• [Activity]: Only lines containing the string "bold" belong in the answer; find them in the records and copy them.

==============================

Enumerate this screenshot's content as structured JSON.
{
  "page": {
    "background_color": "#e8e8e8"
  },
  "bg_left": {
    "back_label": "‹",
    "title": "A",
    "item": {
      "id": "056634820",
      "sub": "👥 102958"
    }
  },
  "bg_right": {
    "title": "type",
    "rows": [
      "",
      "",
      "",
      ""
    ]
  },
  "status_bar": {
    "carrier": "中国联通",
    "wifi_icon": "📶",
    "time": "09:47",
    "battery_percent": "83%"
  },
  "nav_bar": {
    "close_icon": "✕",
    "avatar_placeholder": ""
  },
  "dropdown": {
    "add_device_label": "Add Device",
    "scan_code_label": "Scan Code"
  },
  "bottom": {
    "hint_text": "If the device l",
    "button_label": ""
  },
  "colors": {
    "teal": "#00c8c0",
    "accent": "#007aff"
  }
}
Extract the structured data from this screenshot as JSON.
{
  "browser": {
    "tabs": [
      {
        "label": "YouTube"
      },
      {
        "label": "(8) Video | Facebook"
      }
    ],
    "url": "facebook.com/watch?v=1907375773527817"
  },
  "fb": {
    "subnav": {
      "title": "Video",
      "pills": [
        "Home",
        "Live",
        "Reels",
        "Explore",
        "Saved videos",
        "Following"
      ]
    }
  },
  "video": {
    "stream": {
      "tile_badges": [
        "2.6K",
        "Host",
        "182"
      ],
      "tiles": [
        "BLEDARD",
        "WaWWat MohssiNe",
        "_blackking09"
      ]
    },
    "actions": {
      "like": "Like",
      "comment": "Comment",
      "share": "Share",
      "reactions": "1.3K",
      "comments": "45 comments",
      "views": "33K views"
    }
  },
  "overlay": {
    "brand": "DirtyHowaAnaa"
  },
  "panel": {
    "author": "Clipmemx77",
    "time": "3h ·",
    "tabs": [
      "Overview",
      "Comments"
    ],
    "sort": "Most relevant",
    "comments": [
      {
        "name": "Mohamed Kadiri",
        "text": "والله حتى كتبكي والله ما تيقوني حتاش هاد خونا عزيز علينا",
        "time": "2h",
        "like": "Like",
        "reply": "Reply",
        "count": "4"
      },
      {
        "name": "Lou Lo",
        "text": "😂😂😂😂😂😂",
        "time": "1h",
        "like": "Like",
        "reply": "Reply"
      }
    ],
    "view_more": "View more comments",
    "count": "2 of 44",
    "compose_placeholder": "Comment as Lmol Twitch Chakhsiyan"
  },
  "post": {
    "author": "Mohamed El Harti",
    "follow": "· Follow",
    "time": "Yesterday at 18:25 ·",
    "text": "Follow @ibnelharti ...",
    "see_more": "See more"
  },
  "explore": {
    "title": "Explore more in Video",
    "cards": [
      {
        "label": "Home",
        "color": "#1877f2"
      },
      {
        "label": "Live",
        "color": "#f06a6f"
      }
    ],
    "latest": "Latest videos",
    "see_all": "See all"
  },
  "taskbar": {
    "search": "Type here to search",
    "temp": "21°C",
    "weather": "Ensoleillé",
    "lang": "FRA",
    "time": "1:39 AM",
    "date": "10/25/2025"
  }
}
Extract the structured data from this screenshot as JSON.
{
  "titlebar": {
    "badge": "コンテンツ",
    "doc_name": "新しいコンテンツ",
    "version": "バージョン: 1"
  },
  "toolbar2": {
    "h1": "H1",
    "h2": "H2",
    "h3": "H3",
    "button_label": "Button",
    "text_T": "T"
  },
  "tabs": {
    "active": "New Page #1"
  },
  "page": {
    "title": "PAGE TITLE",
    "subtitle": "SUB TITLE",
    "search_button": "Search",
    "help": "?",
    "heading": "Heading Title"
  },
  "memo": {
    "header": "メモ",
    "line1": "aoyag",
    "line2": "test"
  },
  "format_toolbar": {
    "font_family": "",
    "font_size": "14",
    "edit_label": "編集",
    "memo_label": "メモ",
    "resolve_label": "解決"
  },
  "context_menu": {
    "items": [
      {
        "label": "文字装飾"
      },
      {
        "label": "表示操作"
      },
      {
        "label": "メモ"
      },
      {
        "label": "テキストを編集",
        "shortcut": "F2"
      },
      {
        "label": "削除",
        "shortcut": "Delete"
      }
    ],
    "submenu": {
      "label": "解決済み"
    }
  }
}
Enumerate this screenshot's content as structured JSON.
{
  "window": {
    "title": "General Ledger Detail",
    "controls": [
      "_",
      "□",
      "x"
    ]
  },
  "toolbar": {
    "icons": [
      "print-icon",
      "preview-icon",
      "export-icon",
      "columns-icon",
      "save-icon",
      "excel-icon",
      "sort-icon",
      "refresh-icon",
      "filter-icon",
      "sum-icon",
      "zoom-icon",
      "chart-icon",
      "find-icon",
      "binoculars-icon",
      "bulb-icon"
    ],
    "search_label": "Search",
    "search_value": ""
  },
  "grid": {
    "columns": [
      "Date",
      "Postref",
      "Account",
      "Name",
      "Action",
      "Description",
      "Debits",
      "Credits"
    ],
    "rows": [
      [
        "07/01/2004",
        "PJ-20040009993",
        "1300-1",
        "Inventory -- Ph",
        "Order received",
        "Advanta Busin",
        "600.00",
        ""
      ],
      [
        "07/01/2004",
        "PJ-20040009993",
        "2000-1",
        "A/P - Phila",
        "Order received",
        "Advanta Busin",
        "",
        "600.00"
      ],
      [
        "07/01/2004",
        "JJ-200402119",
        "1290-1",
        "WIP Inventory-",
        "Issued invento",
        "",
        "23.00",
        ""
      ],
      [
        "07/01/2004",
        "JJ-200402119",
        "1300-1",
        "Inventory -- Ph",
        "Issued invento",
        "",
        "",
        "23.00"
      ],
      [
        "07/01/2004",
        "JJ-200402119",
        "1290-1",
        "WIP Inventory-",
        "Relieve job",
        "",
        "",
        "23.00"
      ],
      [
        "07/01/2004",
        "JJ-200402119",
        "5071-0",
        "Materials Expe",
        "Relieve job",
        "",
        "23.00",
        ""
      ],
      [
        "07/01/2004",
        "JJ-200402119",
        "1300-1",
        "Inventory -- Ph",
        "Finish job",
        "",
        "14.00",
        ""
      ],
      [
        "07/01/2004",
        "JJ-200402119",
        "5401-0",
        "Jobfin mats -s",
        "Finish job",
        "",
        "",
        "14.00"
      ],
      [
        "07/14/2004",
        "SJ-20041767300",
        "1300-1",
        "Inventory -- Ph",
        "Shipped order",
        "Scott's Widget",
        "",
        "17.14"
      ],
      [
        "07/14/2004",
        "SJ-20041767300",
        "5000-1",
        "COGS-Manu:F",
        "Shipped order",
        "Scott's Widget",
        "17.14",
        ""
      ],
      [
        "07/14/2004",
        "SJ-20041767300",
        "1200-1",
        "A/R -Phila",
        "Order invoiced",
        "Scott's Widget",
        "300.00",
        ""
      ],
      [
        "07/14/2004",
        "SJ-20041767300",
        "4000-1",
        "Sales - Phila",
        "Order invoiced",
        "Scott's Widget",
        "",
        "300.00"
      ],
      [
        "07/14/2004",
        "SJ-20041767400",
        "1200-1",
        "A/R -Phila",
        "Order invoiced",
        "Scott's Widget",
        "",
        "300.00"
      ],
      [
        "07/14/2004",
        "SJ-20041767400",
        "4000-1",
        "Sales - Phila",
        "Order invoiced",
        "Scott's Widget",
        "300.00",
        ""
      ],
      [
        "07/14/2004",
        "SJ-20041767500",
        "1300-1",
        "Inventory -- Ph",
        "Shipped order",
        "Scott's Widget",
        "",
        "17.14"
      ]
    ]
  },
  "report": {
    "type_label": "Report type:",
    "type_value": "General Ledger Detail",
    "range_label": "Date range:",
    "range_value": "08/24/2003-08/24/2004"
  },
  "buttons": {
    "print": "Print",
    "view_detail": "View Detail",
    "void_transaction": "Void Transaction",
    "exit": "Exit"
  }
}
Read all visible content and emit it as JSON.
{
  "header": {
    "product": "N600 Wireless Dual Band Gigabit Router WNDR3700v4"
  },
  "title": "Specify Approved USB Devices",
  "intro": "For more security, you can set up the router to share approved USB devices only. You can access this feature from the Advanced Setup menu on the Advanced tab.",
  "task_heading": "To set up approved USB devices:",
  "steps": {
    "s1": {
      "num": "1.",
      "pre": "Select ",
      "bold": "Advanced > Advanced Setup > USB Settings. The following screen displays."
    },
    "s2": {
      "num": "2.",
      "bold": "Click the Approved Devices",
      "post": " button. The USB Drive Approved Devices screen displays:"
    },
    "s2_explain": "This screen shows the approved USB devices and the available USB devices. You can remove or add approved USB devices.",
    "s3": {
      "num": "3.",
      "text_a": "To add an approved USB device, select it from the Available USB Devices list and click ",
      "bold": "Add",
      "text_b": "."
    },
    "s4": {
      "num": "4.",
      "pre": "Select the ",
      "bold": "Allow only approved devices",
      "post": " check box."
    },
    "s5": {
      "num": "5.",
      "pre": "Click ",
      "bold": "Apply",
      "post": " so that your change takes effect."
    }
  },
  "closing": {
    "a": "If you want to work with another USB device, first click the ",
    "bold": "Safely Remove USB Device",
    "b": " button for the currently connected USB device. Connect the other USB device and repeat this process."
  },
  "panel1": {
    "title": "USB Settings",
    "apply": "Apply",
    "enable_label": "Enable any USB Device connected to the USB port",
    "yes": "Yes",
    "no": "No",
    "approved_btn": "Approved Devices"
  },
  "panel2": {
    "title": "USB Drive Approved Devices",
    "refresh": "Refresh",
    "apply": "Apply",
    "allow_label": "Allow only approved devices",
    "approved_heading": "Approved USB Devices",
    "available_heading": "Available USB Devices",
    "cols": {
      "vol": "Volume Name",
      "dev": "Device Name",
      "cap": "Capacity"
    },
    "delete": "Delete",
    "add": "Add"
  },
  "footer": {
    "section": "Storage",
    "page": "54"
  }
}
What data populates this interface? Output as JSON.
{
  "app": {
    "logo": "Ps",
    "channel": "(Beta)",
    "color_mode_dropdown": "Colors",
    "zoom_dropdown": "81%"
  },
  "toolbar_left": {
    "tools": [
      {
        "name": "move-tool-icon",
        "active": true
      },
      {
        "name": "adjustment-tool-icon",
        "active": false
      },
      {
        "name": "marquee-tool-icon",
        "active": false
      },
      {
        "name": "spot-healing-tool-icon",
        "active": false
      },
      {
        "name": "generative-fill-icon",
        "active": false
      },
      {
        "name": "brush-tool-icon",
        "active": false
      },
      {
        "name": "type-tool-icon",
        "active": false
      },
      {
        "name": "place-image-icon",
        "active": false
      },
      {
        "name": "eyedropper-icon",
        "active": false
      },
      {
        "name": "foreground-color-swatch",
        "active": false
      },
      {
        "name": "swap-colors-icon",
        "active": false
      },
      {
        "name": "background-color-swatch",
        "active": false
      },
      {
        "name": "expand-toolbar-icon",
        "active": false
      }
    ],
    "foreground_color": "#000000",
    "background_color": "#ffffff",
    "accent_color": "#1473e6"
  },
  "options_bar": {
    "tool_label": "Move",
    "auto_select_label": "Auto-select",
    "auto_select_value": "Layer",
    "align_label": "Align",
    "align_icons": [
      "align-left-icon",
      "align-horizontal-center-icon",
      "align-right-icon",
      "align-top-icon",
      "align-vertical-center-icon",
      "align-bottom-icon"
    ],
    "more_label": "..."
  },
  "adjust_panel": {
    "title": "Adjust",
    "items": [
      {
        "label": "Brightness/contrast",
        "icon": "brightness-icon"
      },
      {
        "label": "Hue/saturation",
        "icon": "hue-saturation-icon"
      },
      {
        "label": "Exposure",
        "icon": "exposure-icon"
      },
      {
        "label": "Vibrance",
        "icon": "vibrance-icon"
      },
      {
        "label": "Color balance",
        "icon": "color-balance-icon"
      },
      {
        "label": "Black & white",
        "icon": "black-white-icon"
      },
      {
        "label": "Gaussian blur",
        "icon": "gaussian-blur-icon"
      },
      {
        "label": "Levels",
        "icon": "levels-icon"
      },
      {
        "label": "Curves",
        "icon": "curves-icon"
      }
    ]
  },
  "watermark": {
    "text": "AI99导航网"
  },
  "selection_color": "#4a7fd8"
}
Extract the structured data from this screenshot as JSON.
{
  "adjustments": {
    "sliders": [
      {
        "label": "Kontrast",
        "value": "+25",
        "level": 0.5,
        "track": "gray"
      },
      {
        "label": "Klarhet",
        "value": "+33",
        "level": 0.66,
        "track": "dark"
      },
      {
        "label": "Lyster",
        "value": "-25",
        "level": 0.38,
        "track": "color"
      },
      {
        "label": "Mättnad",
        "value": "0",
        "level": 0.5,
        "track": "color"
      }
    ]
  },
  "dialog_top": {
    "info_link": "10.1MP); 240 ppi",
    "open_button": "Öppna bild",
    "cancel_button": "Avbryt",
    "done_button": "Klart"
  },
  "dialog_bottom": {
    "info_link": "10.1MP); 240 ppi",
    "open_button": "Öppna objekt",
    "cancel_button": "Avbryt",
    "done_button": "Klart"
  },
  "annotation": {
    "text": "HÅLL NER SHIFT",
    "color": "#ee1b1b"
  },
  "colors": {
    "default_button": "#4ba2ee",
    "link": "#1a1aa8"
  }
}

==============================

• [Solution]:
      "bold": "Advanced > Advanced Setup > USB Settings. The following screen displays."
      "bold": "Click the Approved Devices",
      "bold": "Add",
      "bold": "Allow only approved devices",
      "bold": "Apply",
    "bold": "Safely Remove USB Device",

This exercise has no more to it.